Debbie Rankin successfully defended her PhD thesis yesterday and should be able to graduate in the summer after making a few minor changes. She demonstrated a great depth of knowledge in her area of research, Iris Recognition, and the results of her experiments show that the Iris pattern can change significantly over a short period of time (it is a common assumption to make that the Iris is does not change).
Debbie has started work at SilverFish Studios and is now the 3rd person employed there who has a PhD qualification and joins a team who have all graduated from the University of Ulster. I called into SilverFish recently and I was impressed with the exciting range of apps and games related projects that they are currently developing. I think the highly qualified, young team makes a great difference to the culture of the company and innovative qualities of their products.
I taught Richard through his degree and supervised him through his PhD along with my colleagues David McSherry and Michael McNeill. This week he got to the end of his long journey at Coleraine by successfully defending his PhD thesis within the area of interactive adaptive digital storytelling.

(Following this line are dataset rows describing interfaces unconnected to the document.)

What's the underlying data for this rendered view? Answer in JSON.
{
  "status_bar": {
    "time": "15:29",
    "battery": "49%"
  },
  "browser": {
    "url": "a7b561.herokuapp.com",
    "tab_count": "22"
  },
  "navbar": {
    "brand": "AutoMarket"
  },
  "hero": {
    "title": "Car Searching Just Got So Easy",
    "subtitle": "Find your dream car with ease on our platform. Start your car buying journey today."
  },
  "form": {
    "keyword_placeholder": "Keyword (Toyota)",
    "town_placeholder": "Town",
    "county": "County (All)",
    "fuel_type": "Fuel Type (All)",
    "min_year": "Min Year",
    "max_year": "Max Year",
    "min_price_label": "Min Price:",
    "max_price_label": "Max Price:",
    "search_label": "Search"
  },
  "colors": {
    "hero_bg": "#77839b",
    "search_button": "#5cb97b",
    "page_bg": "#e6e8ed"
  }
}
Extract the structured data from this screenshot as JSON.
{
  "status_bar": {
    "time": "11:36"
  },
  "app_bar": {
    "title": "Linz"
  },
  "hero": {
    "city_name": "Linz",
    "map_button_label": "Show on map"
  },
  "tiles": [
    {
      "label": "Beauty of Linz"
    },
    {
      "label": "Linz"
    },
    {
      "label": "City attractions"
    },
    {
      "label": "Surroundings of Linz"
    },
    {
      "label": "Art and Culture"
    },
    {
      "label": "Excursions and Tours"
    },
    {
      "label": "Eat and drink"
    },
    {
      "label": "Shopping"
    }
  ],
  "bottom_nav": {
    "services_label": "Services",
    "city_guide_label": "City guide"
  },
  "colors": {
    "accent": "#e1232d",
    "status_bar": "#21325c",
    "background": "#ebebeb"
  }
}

During his research he developed a storytelling system called MIST. For me this research project was very interesting and Richard made several very useful contributions to adaptive story planning – particularly in relation to plan failure detection and re-planning within the context of persistent, multi-player online worlds. My motivation for being interested in this work is partly that I’m dissatisfied with MMO game design over the past decade – and I’ve played almost all the big games. What we set out to achieve on Richard’s project was to develop a way for story-lines to be more emergent, for player and NPC behaviour, actions and choices to have an impact on the story that other players experience. Existing games use variations of instancing and phasing along with fixed quests to provide stories, and to a large extent players all experience the same story. Personally, I have become bored with this.
What we achieved on Richard’s project was to remodel HTN planners within the MIST architecture so that the system can provide abstract story plans, which have many instance permutations within a dynamic, non-deterministic game world. A story manager, much like a dungeon master in D&D games, then ensures that stories are valid and structured properly.
Richard’s thesis needs a few minor corrections before it is ready but we have 2 published papers that provide some the detail of the MIST story system: